Fossil fuel subsidies from Canadian provinces and territories exceed federal support for the industry, triggering fossil fuel production “that may not otherwise occur” and depriving provinces of “millions in uncollected royalty and tax revenue from fossil fuels,” concludes a new report.
“Based on available data, Canadian provinces and territories, including those listed in this report, collectively contribute more subsidies to the fossil fuel industry than the federal government,” states the report [pdf] by the International Institute for Sustainable Development (IISD). So “any federal plan to phase out subsidies is inherently incomplete without scaled-up action from provinces, as governments’ policies affect each other.”
The analysis finds that Alberta, followed by British Columbia, Saskatchewan, and Newfoundland and Labrador, lavished more than C$2.5 billion on the fossil industry in their 2020/21 fiscal year, and $1.5 billion for the first nine months of 2021/22. The totals for the last full fiscal year include:
• $1.32 billion from Alberta, after Jason Kenney’s United Conservative Party government “committed to fossil fuel production as a pandemic recovery strategy, increasing subsidies and dispensing the Technology, Innovation and Emissions Reduction (TIER) Fund in ways that incentivize fossil fuel production”;
• $765.3 million from B.C., with John Horgan’s NDP government undercutting its own CleanBC climate plan with its continuing support for liquefied natural gas (LNG) development;
• $409.3 million from Saskatchewan, including drilling incentives and other new subsidies that have just been introduced in recent years;
• $82.6 million from Newfoundland and Labrador, where “recent changes to the royalty structure for the Terra Nova oil field will cost taxpayers an additional $300 million over the lifespan of the project.”
Those numbers matter because “phasing out fossil fuel subsidies in Canada requires provinces to step up,” IISD writes.

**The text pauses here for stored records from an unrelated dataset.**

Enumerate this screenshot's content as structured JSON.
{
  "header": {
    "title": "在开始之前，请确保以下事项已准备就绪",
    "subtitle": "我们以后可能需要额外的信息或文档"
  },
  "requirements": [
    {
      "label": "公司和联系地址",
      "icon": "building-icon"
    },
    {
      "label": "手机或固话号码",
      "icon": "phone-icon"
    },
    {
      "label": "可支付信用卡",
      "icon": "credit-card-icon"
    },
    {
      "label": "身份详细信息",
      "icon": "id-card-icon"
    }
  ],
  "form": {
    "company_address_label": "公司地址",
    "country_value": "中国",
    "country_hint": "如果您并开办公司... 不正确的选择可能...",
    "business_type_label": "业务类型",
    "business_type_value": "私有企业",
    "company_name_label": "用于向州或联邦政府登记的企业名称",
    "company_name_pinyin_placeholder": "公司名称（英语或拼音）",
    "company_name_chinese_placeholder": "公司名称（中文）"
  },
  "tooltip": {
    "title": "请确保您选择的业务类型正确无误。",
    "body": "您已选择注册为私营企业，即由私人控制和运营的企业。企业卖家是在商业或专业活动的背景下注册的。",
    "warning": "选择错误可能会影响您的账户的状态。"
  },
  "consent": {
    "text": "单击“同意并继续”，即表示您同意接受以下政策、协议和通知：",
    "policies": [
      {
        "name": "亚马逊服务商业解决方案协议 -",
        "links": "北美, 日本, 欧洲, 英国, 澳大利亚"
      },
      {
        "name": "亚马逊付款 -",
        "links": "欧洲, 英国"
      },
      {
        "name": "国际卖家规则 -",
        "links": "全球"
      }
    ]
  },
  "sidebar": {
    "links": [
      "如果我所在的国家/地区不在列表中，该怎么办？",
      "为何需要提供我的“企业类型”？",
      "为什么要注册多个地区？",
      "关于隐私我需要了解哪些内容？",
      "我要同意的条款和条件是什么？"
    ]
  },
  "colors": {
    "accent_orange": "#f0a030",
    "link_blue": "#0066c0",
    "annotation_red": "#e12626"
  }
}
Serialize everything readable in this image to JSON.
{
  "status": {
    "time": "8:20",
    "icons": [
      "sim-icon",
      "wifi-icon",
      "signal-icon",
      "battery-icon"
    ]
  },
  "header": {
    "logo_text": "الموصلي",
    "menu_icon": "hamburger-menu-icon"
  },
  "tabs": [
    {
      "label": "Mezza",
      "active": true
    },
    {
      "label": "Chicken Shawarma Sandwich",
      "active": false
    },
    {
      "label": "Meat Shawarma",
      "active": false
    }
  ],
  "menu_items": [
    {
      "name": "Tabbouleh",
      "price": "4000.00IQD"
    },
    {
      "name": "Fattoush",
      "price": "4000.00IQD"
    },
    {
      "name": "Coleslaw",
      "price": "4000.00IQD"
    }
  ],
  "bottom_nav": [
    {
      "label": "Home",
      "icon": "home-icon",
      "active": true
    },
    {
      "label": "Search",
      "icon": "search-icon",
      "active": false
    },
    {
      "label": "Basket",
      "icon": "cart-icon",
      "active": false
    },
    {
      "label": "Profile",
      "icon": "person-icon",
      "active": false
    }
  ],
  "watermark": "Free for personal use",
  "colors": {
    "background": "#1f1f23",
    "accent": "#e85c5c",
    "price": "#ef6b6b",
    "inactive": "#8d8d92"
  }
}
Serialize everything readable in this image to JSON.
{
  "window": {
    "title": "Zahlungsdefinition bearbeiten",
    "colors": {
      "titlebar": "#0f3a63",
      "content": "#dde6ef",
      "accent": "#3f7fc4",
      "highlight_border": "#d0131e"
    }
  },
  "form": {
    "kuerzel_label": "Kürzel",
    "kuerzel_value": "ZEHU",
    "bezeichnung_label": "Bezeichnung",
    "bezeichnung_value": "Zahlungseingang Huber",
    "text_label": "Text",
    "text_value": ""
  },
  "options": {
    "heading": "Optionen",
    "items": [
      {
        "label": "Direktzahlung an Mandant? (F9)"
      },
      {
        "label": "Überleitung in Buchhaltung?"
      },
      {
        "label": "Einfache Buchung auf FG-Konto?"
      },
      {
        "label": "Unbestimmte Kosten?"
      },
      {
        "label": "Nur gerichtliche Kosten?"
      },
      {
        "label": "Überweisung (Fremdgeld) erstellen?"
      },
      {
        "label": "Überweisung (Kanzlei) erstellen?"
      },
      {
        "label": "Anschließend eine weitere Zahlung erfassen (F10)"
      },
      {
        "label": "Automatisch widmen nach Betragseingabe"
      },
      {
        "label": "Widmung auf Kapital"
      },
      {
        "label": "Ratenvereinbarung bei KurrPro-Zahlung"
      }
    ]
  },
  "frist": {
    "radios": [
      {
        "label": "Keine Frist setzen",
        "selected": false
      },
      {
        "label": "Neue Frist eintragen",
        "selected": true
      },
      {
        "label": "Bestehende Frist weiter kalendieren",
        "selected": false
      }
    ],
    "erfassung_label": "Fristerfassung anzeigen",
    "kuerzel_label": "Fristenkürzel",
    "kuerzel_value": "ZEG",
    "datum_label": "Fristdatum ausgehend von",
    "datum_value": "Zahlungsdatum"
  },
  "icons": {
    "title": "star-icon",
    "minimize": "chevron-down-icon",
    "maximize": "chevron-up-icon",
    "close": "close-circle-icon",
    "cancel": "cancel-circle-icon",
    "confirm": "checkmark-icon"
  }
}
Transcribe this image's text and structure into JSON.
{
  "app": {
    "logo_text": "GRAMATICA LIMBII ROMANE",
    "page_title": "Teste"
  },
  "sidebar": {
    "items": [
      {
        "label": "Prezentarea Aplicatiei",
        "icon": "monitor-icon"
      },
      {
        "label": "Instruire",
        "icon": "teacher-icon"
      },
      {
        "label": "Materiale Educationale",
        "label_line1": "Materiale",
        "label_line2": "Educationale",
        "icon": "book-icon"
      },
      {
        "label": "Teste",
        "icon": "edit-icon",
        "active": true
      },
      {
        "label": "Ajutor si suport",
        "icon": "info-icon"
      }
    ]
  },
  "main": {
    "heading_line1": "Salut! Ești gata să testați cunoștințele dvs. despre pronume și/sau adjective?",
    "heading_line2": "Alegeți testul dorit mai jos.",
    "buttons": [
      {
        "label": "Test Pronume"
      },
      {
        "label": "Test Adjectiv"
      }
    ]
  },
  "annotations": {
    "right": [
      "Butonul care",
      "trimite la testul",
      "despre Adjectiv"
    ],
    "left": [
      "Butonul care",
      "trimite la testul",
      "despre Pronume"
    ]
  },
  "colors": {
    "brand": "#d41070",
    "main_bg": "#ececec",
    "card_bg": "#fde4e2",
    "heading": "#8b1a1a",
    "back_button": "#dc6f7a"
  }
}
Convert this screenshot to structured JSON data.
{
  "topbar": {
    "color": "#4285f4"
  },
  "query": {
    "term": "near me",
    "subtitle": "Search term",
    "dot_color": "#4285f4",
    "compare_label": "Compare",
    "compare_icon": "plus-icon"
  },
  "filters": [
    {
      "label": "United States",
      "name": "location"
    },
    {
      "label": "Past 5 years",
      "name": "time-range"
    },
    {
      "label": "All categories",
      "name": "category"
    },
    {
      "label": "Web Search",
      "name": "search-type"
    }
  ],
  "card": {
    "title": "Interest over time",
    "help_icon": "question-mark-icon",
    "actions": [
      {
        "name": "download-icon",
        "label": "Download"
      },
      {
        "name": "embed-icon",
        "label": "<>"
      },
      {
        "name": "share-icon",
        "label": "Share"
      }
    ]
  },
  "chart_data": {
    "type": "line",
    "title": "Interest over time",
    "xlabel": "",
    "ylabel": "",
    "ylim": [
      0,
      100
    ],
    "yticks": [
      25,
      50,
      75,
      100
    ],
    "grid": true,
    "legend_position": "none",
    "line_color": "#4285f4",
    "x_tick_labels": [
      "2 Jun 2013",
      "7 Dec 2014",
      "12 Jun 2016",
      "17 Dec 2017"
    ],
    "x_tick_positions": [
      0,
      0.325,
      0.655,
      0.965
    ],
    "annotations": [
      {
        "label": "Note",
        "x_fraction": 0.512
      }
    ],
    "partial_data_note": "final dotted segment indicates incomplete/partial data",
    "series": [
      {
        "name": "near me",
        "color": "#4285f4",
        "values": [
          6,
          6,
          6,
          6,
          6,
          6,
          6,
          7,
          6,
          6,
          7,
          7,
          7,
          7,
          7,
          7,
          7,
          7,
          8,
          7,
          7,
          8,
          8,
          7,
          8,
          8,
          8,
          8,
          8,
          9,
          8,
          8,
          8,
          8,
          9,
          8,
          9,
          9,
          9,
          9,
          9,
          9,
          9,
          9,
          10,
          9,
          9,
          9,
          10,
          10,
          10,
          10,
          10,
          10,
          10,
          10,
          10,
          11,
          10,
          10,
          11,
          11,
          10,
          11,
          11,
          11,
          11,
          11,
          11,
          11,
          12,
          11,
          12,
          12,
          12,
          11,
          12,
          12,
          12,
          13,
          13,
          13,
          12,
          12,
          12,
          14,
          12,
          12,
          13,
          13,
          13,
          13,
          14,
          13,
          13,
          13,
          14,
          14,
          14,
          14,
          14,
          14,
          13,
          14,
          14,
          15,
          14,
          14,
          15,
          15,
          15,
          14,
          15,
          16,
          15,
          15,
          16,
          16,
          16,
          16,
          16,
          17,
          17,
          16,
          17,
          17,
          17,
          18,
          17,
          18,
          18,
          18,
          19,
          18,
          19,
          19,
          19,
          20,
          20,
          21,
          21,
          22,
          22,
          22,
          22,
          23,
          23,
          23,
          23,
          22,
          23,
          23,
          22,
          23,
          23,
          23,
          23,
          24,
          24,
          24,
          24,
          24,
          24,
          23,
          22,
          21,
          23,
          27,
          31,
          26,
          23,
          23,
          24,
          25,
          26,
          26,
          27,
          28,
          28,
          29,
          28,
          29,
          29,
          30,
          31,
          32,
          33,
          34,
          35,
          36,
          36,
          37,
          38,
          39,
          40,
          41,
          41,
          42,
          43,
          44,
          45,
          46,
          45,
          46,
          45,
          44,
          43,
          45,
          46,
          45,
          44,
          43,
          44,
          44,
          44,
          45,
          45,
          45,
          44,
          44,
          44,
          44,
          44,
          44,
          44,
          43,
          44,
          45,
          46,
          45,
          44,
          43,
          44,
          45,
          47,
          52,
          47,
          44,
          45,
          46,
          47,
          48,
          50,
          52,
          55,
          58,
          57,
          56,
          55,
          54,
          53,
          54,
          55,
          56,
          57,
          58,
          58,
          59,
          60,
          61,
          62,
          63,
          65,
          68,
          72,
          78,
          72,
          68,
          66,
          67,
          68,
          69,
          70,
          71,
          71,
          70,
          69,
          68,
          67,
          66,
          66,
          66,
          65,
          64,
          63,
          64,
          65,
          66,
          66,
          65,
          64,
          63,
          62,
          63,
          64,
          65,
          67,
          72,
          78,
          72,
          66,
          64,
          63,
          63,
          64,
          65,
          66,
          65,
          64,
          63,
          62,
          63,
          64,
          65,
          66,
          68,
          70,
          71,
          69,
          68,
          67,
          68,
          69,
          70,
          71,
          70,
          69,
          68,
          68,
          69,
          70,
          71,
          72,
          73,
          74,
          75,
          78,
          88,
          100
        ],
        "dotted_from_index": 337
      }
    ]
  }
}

While Ottawa has committed to ending subsidies by 2023, “movement on the subsidy file cannot rely on federal commitments alone.”
The report places “quantifiable subsidies” from the federal government at $1.9 billion in 2020, not including public finance worth $14 billion.
IISD authors Janetta McKenzie, Estan Beedell, and Vanessa Corkal urge provincial governments to make their fossil subsidies more transparent and easy to track, set 2023 phaseout plans that align with the federal target, refrain from introducing new subsidies for fossil fuels or associated technologies like carbon capture and storage, and work with Ottawa to make a subsidy phaseout a reality.